## EXERCISE OBJECTIVE:
Would you reproduce the whole listing exactly, dropping any pictures it holds?
### SUPPLIED MATERIAL
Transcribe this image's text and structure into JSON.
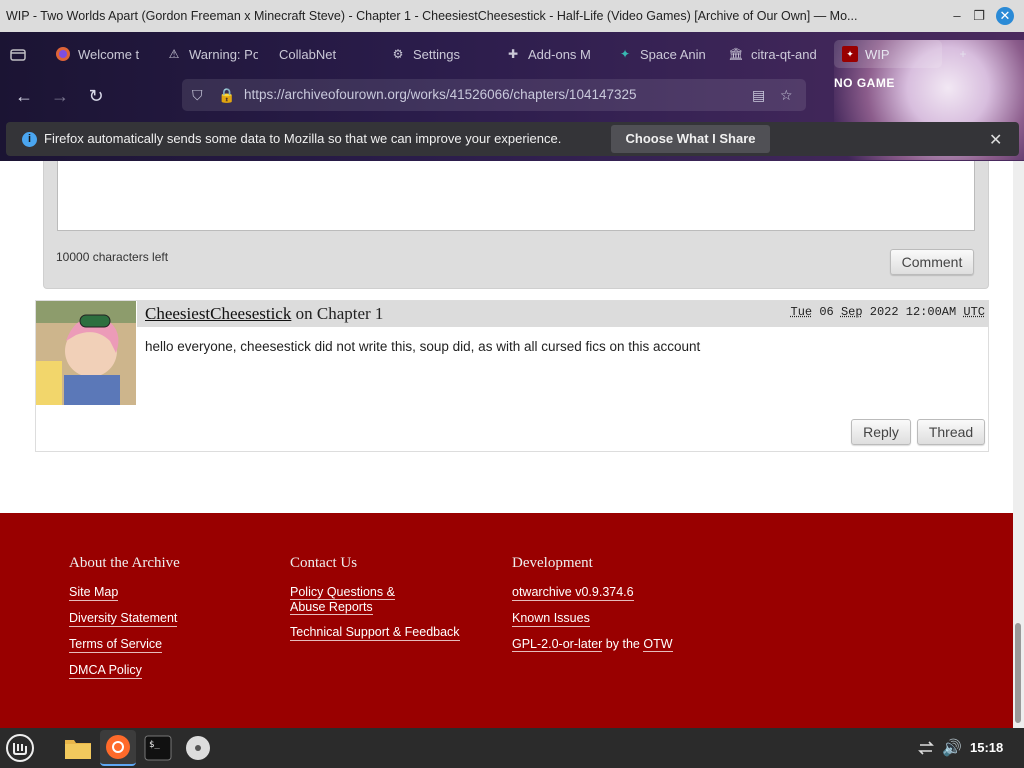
{
  "window": {
    "title": "WIP - Two Worlds Apart (Gordon Freeman x Minecraft Steve) - Chapter 1 - CheesiestCheesestick - Half-Life (Video Games) [Archive of Our Own] — Mo..."
  },
  "tabs": [
    {
      "label": "Welcome t",
      "icon": "firefox-icon"
    },
    {
      "label": "Warning: Po",
      "icon": "warning-icon"
    },
    {
      "label": "CollabNet",
      "icon": "none"
    },
    {
      "label": "Settings",
      "icon": "gear-icon"
    },
    {
      "label": "Add-ons M",
      "icon": "puzzle-icon"
    },
    {
      "label": "Space Anin",
      "icon": "space-icon"
    },
    {
      "label": "citra-qt-and",
      "icon": "bank-icon"
    },
    {
      "label": "WIP",
      "icon": "ao3-icon",
      "active": true
    }
  ],
  "nav": {
    "url": "https://archiveofourown.org/works/41526066/chapters/104147325"
  },
  "theme_art_text": "NO GAME",
  "notification": {
    "message": "Firefox automatically sends some data to Mozilla so that we can improve your experience.",
    "button": "Choose What I Share"
  },
  "comment_form": {
    "chars_left": "10000 characters left",
    "submit": "Comment"
  },
  "comment": {
    "author": "CheesiestCheesestick",
    "on_text": "on",
    "chapter": "Chapter 1",
    "date_parts": [
      "Tue",
      "06",
      "Sep",
      "2022",
      "12:00AM",
      "UTC"
    ],
    "body": "hello everyone, cheesestick did not write this, soup did, as with all cursed fics on this account",
    "actions": [
      "Reply",
      "Thread"
    ]
  },
  "footer": {
    "columns": [
      {
        "title": "About the Archive",
        "links": [
          "Site Map",
          "Diversity Statement",
          "Terms of Service",
          "DMCA Policy"
        ]
      },
      {
        "title": "Contact Us",
        "links": [
          "Policy Questions & Abuse Reports",
          "Technical Support & Feedback"
        ]
      },
      {
        "title": "Development",
        "links": [
          "otwarchive v0.9.374.6",
          "Known Issues",
          "GPL-2.0-or-later",
          "by the",
          "OTW"
        ]
      }
    ]
  },
  "taskbar": {
    "clock": "15:18"
  },
  "colors": {
    "footer_bg": "#990000",
    "notif_bg": "#343438",
    "info_blue": "#4aa5f0"
  }
}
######
## ANSWER SECTION:
Transcribe this image's text and structure into JSON.
{
  "window": {
    "title": "WIP - Two Worlds Apart (Gordon Freeman x Minecraft Steve) - Chapter 1 - CheesiestCheesestick - Half-Life (Video Games) [Archive of Our Own] — Mo..."
  },
  "tabs": [
    {
      "label": "Welcome t",
      "icon": "firefox-icon"
    },
    {
      "label": "Warning: Po",
      "icon": "warning-icon"
    },
    {
      "label": "CollabNet",
      "icon": "none"
    },
    {
      "label": "Settings",
      "icon": "gear-icon"
    },
    {
      "label": "Add-ons M",
      "icon": "puzzle-icon"
    },
    {
      "label": "Space Anin",
      "icon": "space-icon"
    },
    {
      "label": "citra-qt-and",
      "icon": "bank-icon"
    },
    {
      "label": "WIP",
      "icon": "ao3-icon",
      "active": true
    }
  ],
  "nav": {
    "url": "https://archiveofourown.org/works/41526066/chapters/104147325"
  },
  "theme_art_text": "NO GAME",
  "notification": {
    "message": "Firefox automatically sends some data to Mozilla so that we can improve your experience.",
    "button": "Choose What I Share"
  },
  "comment_form": {
    "chars_left": "10000 characters left",
    "submit": "Comment"
  },
  "comment": {
    "author": "CheesiestCheesestick",
    "on_text": "on",
    "chapter": "Chapter 1",
    "date_parts": [
      "Tue",
      "06",
      "Sep",
      "2022",
      "12:00AM",
      "UTC"
    ],
    "body": "hello everyone, cheesestick did not write this, soup did, as with all cursed fics on this account",
    "actions": [
      "Reply",
      "Thread"
    ]
  },
  "footer": {
    "columns": [
      {
        "title": "About the Archive",
        "links": [
          "Site Map",
          "Diversity Statement",
          "Terms of Service",
          "DMCA Policy"
        ]
      },
      {
        "title": "Contact Us",
        "links": [
          "Policy Questions & Abuse Reports",
          "Technical Support & Feedback"
        ]
      },
      {
        "title": "Development",
        "links": [
          "otwarchive v0.9.374.6",
          "Known Issues",
          "GPL-2.0-or-later",
          "by the",
          "OTW"
        ]
      }
    ]
  },
  "taskbar": {
    "clock": "15:18"
  },
  "colors": {
    "footer_bg": "#990000",
    "notif_bg": "#343438",
    "info_blue": "#4aa5f0"
  }
}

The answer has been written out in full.